▼

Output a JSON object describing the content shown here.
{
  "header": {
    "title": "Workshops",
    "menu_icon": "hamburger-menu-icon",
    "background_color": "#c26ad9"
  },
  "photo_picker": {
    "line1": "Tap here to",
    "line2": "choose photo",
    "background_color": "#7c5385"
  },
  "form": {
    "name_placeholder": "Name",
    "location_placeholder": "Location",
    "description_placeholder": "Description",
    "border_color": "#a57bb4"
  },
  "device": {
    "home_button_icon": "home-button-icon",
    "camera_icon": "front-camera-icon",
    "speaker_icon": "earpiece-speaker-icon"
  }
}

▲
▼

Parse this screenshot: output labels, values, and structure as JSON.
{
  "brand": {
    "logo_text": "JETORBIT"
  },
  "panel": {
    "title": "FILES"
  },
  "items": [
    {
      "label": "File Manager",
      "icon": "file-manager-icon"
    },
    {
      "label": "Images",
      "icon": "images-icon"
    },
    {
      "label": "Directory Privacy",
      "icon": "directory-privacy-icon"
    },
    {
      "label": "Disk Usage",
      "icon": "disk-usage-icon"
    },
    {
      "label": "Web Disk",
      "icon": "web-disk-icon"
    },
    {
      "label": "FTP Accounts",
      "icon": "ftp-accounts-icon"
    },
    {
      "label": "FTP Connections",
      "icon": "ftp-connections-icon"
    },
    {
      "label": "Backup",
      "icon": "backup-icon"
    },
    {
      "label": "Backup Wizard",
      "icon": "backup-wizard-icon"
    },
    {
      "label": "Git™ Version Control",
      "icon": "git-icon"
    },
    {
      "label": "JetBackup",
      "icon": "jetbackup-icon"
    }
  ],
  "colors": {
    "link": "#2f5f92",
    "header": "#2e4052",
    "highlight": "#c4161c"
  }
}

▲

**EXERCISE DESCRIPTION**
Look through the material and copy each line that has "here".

**EXERCISE OUTPUT**
Output a JSON object describing the content shown here.
    "line1": "Tap here to",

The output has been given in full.